A lot of industry researchers and consultants believe that advertisers ignore the medium's unparalleled reach and still advertise in other media. Do you agree with that assessment, and what do you believe is the best way at attract advertiser interest?
I do agree with that. I know it's frustrating not just to me, but to lots of people in the industry, who see the industry's misperception on Madison Avenue. Radio has always been the dominant form of local media, and we see that in lots of recent studies. We've studied our audience and found them to be remarkably stable. Over 91% of Americans listen to radio for over two hours a day. That number has been pretty stable, which proves that radio is relevant and resilient.
What's Townsquare's opinion of NextRadio and the FM chip?
We're fully supportive of NextRadio and the FM chip -- anything that increases the listeners' ability to access FM on mobile devices is hugely popular for us and the industry as a whole. What Jeff Smulyan and others have done is great; we hope to continue their momentum and convince Apple and other carriers to activate the FM chip and give consumers a real choice. I'm not sure what they're afraid of ... a little competition won't hurt. The fact that they don't activate the chips shows that they're aware of the power of radio.
Why did you decide to take Townsquare public - and how has doing so impacted the company?
It hasn't impacted our company. I talked to our employees and management about it, and told them that nothing will change in how we operate and run our business. We were thinking about how it affects us short vs. long term, and that hasn't changed, either. It's not just something that's only in the best interest of the shareholders and debt holders.
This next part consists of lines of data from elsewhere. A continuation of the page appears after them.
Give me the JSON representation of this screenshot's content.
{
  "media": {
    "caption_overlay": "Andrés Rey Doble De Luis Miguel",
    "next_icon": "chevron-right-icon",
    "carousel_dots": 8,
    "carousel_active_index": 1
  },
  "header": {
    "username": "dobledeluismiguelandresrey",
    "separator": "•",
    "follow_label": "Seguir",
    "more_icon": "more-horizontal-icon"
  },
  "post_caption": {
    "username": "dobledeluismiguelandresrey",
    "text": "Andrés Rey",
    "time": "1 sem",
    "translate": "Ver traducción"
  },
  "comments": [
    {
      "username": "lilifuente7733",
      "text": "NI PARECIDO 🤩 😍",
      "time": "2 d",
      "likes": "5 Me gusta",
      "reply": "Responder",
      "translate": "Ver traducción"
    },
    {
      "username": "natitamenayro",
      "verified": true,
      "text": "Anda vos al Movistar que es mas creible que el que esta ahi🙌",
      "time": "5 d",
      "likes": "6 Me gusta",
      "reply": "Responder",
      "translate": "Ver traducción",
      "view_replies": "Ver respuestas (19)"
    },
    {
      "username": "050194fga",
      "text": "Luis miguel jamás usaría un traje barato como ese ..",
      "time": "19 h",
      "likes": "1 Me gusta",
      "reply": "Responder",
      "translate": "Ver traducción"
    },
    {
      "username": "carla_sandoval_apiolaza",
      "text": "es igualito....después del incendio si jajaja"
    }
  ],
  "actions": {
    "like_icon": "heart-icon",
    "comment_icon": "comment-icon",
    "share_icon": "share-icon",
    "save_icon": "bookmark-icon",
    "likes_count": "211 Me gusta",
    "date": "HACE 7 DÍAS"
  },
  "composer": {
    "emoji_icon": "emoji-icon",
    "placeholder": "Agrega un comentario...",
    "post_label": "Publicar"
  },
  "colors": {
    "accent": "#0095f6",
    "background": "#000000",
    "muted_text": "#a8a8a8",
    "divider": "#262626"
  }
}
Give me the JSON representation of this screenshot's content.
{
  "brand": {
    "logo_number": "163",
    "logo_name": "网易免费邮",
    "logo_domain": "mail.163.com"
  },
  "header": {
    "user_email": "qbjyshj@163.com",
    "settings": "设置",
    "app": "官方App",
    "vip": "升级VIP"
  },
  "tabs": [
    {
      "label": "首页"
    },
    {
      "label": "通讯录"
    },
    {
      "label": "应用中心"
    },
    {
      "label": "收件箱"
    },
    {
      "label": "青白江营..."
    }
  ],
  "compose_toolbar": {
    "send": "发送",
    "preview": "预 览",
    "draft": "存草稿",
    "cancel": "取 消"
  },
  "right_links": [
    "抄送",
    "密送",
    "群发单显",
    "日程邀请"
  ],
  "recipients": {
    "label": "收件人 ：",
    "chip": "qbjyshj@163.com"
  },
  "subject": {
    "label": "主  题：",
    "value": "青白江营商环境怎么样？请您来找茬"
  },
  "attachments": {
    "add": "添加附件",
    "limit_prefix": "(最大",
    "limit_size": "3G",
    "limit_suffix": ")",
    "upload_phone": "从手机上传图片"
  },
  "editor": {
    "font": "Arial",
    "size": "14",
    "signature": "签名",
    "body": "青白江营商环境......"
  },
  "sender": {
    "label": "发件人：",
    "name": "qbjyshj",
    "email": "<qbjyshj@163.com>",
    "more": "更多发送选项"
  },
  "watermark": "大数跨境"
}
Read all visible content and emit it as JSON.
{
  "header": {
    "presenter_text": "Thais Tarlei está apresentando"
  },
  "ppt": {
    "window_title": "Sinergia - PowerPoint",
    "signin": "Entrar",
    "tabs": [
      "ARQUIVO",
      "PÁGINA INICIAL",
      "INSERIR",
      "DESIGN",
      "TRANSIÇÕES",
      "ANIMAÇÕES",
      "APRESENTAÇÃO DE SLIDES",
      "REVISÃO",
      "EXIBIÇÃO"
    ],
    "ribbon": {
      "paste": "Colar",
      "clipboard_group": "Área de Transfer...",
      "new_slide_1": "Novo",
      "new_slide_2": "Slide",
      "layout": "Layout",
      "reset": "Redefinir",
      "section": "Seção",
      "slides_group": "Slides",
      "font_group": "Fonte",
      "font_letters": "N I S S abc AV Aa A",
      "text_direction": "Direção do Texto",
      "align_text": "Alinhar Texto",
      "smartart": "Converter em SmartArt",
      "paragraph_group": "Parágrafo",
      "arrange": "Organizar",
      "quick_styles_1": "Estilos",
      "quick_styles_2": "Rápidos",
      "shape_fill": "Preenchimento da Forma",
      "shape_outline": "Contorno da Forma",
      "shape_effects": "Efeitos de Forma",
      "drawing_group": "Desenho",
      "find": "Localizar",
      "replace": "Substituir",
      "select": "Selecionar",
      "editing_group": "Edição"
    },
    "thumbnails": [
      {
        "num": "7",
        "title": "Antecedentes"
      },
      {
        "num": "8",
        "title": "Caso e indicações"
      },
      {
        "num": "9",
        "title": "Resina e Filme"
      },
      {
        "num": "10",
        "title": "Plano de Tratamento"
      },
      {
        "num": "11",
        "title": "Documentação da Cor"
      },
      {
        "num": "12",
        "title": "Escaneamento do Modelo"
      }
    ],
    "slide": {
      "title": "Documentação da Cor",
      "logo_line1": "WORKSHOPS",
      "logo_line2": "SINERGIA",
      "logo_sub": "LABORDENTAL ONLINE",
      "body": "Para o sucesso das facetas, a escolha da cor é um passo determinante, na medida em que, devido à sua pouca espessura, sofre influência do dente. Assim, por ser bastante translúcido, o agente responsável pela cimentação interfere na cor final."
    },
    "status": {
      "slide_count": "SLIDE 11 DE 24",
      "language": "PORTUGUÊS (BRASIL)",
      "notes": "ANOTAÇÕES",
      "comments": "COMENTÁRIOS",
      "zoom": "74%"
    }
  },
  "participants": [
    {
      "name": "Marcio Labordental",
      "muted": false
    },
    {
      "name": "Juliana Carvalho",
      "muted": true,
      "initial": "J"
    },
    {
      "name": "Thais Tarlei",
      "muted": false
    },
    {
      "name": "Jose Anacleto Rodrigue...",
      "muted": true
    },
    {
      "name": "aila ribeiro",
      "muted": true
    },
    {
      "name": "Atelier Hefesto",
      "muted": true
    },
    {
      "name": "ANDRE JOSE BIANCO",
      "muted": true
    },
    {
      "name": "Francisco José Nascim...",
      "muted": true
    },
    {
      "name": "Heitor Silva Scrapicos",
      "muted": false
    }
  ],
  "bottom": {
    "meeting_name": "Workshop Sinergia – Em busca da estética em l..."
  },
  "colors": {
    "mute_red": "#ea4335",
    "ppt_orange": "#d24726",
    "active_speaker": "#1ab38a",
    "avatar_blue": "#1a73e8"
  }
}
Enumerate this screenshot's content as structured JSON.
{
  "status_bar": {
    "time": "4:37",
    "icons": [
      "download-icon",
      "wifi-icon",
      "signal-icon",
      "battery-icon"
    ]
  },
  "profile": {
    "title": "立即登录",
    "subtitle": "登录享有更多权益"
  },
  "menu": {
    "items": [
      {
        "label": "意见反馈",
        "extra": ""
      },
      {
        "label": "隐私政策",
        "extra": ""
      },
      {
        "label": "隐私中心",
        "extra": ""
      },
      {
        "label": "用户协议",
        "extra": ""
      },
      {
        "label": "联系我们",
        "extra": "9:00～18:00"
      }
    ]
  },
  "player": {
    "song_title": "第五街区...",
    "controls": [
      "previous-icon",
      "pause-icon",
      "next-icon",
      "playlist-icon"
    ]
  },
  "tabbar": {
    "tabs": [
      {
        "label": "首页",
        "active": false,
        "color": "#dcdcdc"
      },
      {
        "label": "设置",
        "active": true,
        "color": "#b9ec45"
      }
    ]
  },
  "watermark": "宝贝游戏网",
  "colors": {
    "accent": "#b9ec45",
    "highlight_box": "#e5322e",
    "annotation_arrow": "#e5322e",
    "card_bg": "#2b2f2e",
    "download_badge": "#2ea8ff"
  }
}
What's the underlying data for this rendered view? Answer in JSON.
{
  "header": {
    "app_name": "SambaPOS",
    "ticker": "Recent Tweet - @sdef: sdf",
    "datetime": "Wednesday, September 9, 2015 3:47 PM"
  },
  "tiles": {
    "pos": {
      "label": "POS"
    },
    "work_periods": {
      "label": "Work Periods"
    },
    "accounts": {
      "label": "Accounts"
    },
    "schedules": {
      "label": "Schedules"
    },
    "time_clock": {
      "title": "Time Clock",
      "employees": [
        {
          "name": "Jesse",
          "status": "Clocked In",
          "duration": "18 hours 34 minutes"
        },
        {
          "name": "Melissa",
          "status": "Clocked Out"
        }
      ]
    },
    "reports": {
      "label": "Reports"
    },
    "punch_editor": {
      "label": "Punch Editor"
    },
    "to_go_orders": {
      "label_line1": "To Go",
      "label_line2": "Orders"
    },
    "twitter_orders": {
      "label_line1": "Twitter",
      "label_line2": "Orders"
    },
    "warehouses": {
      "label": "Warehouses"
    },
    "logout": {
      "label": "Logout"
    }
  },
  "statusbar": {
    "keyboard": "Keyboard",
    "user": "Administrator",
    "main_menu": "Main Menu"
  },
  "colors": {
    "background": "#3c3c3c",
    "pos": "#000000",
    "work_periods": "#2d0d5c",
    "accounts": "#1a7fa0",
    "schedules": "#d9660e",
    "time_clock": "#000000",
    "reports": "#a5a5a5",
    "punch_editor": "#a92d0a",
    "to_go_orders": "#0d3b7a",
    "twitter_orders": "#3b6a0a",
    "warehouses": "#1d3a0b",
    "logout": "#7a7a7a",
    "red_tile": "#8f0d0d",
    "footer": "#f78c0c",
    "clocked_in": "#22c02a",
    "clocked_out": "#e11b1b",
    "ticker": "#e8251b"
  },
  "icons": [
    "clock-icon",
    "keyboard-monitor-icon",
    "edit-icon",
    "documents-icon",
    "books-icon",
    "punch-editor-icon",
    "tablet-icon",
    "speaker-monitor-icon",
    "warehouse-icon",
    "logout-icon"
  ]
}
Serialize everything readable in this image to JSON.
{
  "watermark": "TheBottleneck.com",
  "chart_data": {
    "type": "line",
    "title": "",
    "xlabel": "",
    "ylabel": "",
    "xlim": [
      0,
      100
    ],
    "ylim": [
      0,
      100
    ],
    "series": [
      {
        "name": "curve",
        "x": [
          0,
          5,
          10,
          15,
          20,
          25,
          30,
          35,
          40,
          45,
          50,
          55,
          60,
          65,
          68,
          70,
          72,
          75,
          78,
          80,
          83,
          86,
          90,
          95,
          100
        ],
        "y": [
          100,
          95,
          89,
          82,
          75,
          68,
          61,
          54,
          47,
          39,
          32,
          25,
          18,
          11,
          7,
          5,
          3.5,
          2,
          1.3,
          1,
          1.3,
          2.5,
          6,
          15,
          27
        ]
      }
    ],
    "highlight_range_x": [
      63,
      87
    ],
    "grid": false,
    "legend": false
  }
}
A year ago, I thought it was the right time -- and we had the right scale -- to benefit from being a public company, to take advantage of a stock issue as a public company, which increases our access to capital.
What do you see happening with Townsquare in the future - more station acquisitions? More investment in digital?
All of the above. We'd like to continue to grow. The ambitions of this company with a bottom-up management team is to take advantage of lots of organic opportunities to grow the business in a diversified field of radio, digital and events. We're continuing on our course to organically start new things, product lines and initiatives. When it comes to possible radio acquisitions, if it's the right group or right cluster, we're absolutely going to take a look at that. I'm not sure how much different the company will be in the future. Our trajectory may be different, but we'll continue to be diversified in the field of entertainment.